(What the exercise asks): Exact copies of all the records are the expected output.
---- Data shown
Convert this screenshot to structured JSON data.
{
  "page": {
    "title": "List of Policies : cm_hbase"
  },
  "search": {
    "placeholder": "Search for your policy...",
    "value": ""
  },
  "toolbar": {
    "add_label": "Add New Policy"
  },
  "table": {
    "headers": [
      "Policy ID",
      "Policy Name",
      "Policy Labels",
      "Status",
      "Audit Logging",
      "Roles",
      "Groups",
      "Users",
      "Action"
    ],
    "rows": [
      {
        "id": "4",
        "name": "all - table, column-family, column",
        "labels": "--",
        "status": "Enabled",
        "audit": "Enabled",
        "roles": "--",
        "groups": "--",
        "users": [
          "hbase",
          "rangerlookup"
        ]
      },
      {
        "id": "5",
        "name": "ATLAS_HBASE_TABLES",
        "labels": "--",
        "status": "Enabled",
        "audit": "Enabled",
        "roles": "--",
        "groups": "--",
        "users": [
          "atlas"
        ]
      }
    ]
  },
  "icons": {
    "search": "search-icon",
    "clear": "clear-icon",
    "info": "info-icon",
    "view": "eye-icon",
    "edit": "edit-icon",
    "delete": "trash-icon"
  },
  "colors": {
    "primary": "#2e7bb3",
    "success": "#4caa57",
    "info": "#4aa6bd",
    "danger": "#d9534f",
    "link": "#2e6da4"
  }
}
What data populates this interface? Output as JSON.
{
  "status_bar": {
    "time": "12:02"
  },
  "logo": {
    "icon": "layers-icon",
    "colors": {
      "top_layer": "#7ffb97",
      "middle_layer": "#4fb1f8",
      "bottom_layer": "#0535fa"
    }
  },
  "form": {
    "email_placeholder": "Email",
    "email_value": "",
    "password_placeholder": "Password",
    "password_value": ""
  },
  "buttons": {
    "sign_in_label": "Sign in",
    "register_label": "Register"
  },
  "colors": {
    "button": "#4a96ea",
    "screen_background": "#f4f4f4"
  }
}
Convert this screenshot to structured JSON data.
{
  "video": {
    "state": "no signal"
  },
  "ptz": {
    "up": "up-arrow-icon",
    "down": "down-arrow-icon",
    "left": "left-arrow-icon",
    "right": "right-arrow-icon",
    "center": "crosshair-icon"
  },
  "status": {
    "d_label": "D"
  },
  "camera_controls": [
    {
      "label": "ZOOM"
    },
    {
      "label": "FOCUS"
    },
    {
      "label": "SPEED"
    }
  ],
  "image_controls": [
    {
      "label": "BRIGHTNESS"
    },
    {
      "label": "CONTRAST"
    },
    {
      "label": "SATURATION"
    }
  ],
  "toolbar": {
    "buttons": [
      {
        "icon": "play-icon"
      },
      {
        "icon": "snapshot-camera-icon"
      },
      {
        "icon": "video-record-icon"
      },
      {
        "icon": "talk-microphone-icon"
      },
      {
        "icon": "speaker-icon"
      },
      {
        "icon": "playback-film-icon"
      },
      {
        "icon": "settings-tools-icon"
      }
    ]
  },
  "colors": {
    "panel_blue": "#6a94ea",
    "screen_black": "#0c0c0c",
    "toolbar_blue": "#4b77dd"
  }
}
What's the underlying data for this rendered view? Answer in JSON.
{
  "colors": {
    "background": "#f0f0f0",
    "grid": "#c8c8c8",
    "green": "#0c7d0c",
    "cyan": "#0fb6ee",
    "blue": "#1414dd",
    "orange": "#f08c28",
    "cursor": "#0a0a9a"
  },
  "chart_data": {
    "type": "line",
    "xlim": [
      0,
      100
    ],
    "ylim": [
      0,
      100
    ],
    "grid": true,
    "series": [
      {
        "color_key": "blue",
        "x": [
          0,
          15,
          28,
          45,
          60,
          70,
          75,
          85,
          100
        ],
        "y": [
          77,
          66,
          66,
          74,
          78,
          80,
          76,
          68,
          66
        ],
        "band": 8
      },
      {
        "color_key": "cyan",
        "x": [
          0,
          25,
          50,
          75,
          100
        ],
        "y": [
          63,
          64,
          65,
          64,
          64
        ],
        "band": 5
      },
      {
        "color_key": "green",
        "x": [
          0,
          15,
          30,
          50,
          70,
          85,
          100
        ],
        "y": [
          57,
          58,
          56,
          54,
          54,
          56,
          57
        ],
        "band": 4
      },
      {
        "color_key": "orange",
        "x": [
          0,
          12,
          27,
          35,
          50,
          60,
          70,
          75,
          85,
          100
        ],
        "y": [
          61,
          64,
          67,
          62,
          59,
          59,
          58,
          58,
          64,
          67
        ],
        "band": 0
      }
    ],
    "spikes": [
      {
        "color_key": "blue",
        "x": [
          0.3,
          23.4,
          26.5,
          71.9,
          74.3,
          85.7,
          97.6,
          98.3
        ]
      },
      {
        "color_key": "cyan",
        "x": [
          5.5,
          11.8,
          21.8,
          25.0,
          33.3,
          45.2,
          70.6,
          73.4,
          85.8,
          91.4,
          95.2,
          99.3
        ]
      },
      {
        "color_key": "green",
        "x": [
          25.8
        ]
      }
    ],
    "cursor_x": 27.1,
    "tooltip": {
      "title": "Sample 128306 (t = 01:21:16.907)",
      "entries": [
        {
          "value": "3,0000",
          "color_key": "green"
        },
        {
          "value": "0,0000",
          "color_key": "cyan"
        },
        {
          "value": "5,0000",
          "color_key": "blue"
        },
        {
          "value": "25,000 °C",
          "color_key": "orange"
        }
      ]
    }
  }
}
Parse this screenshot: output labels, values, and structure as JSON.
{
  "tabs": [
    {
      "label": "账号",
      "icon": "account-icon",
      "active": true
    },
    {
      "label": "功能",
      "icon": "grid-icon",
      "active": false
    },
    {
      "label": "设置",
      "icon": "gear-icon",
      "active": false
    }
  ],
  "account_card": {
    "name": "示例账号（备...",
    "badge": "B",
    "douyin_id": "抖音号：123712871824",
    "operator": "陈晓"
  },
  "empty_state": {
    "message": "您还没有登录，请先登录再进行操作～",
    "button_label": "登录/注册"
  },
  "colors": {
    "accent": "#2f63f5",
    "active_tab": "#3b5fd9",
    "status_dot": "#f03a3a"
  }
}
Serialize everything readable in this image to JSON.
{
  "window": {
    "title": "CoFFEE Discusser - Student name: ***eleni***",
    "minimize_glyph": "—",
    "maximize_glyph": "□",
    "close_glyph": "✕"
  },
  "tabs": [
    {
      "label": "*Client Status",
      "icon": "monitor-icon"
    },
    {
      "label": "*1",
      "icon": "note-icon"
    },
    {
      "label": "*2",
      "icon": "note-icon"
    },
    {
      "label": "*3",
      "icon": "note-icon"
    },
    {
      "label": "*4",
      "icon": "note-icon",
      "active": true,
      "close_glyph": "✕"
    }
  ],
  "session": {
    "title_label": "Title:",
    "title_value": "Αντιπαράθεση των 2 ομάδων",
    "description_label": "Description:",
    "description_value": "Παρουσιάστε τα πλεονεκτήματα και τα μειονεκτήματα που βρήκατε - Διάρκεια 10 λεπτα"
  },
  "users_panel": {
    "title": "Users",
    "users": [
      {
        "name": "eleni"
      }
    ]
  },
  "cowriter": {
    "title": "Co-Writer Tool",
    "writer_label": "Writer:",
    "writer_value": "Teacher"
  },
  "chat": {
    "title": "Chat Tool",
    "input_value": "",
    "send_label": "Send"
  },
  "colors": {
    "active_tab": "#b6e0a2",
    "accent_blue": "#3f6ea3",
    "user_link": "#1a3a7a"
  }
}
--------
(Your response):
Convert this screenshot to structured JSON data.
{
  "page": {
    "title": "List of Policies : cm_hbase"
  },
  "search": {
    "placeholder": "Search for your policy...",
    "value": ""
  },
  "toolbar": {
    "add_label": "Add New Policy"
  },
  "table": {
    "headers": [
      "Policy ID",
      "Policy Name",
      "Policy Labels",
      "Status",
      "Audit Logging",
      "Roles",
      "Groups",
      "Users",
      "Action"
    ],
    "rows": [
      {
        "id": "4",
        "name": "all - table, column-family, column",
        "labels": "--",
        "status": "Enabled",
        "audit": "Enabled",
        "roles": "--",
        "groups": "--",
        "users": [
          "hbase",
          "rangerlookup"
        ]
      },
      {
        "id": "5",
        "name": "ATLAS_HBASE_TABLES",
        "labels": "--",
        "status": "Enabled",
        "audit": "Enabled",
        "roles": "--",
        "groups": "--",
        "users": [
          "atlas"
        ]
      }
    ]
  },
  "icons": {
    "search": "search-icon",
    "clear": "clear-icon",
    "info": "info-icon",
    "view": "eye-icon",
    "edit": "edit-icon",
    "delete": "trash-icon"
  },
  "colors": {
    "primary": "#2e7bb3",
    "success": "#4caa57",
    "info": "#4aa6bd",
    "danger": "#d9534f",
    "link": "#2e6da4"
  }
}
What data populates this interface? Output as JSON.
{
  "status_bar": {
    "time": "12:02"
  },
  "logo": {
    "icon": "layers-icon",
    "colors": {
      "top_layer": "#7ffb97",
      "middle_layer": "#4fb1f8",
      "bottom_layer": "#0535fa"
    }
  },
  "form": {
    "email_placeholder": "Email",
    "email_value": "",
    "password_placeholder": "Password",
    "password_value": ""
  },
  "buttons": {
    "sign_in_label": "Sign in",
    "register_label": "Register"
  },
  "colors": {
    "button": "#4a96ea",
    "screen_background": "#f4f4f4"
  }
}
Convert this screenshot to structured JSON data.
{
  "video": {
    "state": "no signal"
  },
  "ptz": {
    "up": "up-arrow-icon",
    "down": "down-arrow-icon",
    "left": "left-arrow-icon",
    "right": "right-arrow-icon",
    "center": "crosshair-icon"
  },
  "status": {
    "d_label": "D"
  },
  "camera_controls": [
    {
      "label": "ZOOM"
    },
    {
      "label": "FOCUS"
    },
    {
      "label": "SPEED"
    }
  ],
  "image_controls": [
    {
      "label": "BRIGHTNESS"
    },
    {
      "label": "CONTRAST"
    },
    {
      "label": "SATURATION"
    }
  ],
  "toolbar": {
    "buttons": [
      {
        "icon": "play-icon"
      },
      {
        "icon": "snapshot-camera-icon"
      },
      {
        "icon": "video-record-icon"
      },
      {
        "icon": "talk-microphone-icon"
      },
      {
        "icon": "speaker-icon"
      },
      {
        "icon": "playback-film-icon"
      },
      {
        "icon": "settings-tools-icon"
      }
    ]
  },
  "colors": {
    "panel_blue": "#6a94ea",
    "screen_black": "#0c0c0c",
    "toolbar_blue": "#4b77dd"
  }
}
What's the underlying data for this rendered view? Answer in JSON.
{
  "colors": {
    "background": "#f0f0f0",
    "grid": "#c8c8c8",
    "green": "#0c7d0c",
    "cyan": "#0fb6ee",
    "blue": "#1414dd",
    "orange": "#f08c28",
    "cursor": "#0a0a9a"
  },
  "chart_data": {
    "type": "line",
    "xlim": [
      0,
      100
    ],
    "ylim": [
      0,
      100
    ],
    "grid": true,
    "series": [
      {
        "color_key": "blue",
        "x": [
          0,
          15,
          28,
          45,
          60,
          70,
          75,
          85,
          100
        ],
        "y": [
          77,
          66,
          66,
          74,
          78,
          80,
          76,
          68,
          66
        ],
        "band": 8
      },
      {
        "color_key": "cyan",
        "x": [
          0,
          25,
          50,
          75,
          100
        ],
        "y": [
          63,
          64,
          65,
          64,
          64
        ],
        "band": 5
      },
      {
        "color_key": "green",
        "x": [
          0,
          15,
          30,
          50,
          70,
          85,
          100
        ],
        "y": [
          57,
          58,
          56,
          54,
          54,
          56,
          57
        ],
        "band": 4
      },
      {
        "color_key": "orange",
        "x": [
          0,
          12,
          27,
          35,
          50,
          60,
          70,
          75,
          85,
          100
        ],
        "y": [
          61,
          64,
          67,
          62,
          59,
          59,
          58,
          58,
          64,
          67
        ],
        "band": 0
      }
    ],
    "spikes": [
      {
        "color_key": "blue",
        "x": [
          0.3,
          23.4,
          26.5,
          71.9,
          74.3,
          85.7,
          97.6,
          98.3
        ]
      },
      {
        "color_key": "cyan",
        "x": [
          5.5,
          11.8,
          21.8,
          25.0,
          33.3,
          45.2,
          70.6,
          73.4,
          85.8,
          91.4,
          95.2,
          99.3
        ]
      },
      {
        "color_key": "green",
        "x": [
          25.8
        ]
      }
    ],
    "cursor_x": 27.1,
    "tooltip": {
      "title": "Sample 128306 (t = 01:21:16.907)",
      "entries": [
        {
          "value": "3,0000",
          "color_key": "green"
        },
        {
          "value": "0,0000",
          "color_key": "cyan"
        },
        {
          "value": "5,0000",
          "color_key": "blue"
        },
        {
          "value": "25,000 °C",
          "color_key": "orange"
        }
      ]
    }
  }
}
Parse this screenshot: output labels, values, and structure as JSON.
{
  "tabs": [
    {
      "label": "账号",
      "icon": "account-icon",
      "active": true
    },
    {
      "label": "功能",
      "icon": "grid-icon",
      "active": false
    },
    {
      "label": "设置",
      "icon": "gear-icon",
      "active": false
    }
  ],
  "account_card": {
    "name": "示例账号（备...",
    "badge": "B",
    "douyin_id": "抖音号：123712871824",
    "operator": "陈晓"
  },
  "empty_state": {
    "message": "您还没有登录，请先登录再进行操作～",
    "button_label": "登录/注册"
  },
  "colors": {
    "accent": "#2f63f5",
    "active_tab": "#3b5fd9",
    "status_dot": "#f03a3a"
  }
}
Serialize everything readable in this image to JSON.
{
  "window": {
    "title": "CoFFEE Discusser - Student name: ***eleni***",
    "minimize_glyph": "—",
    "maximize_glyph": "□",
    "close_glyph": "✕"
  },
  "tabs": [
    {
      "label": "*Client Status",
      "icon": "monitor-icon"
    },
    {
      "label": "*1",
      "icon": "note-icon"
    },
    {
      "label": "*2",
      "icon": "note-icon"
    },
    {
      "label": "*3",
      "icon": "note-icon"
    },
    {
      "label": "*4",
      "icon": "note-icon",
      "active": true,
      "close_glyph": "✕"
    }
  ],
  "session": {
    "title_label": "Title:",
    "title_value": "Αντιπαράθεση των 2 ομάδων",
    "description_label": "Description:",
    "description_value": "Παρουσιάστε τα πλεονεκτήματα και τα μειονεκτήματα που βρήκατε - Διάρκεια 10 λεπτα"
  },
  "users_panel": {
    "title": "Users",
    "users": [
      {
        "name": "eleni"
      }
    ]
  },
  "cowriter": {
    "title": "Co-Writer Tool",
    "writer_label": "Writer:",
    "writer_value": "Teacher"
  },
  "chat": {
    "title": "Chat Tool",
    "input_value": "",
    "send_label": "Send"
  },
  "colors": {
    "active_tab": "#b6e0a2",
    "accent_blue": "#3f6ea3",
    "user_link": "#1a3a7a"
  }
}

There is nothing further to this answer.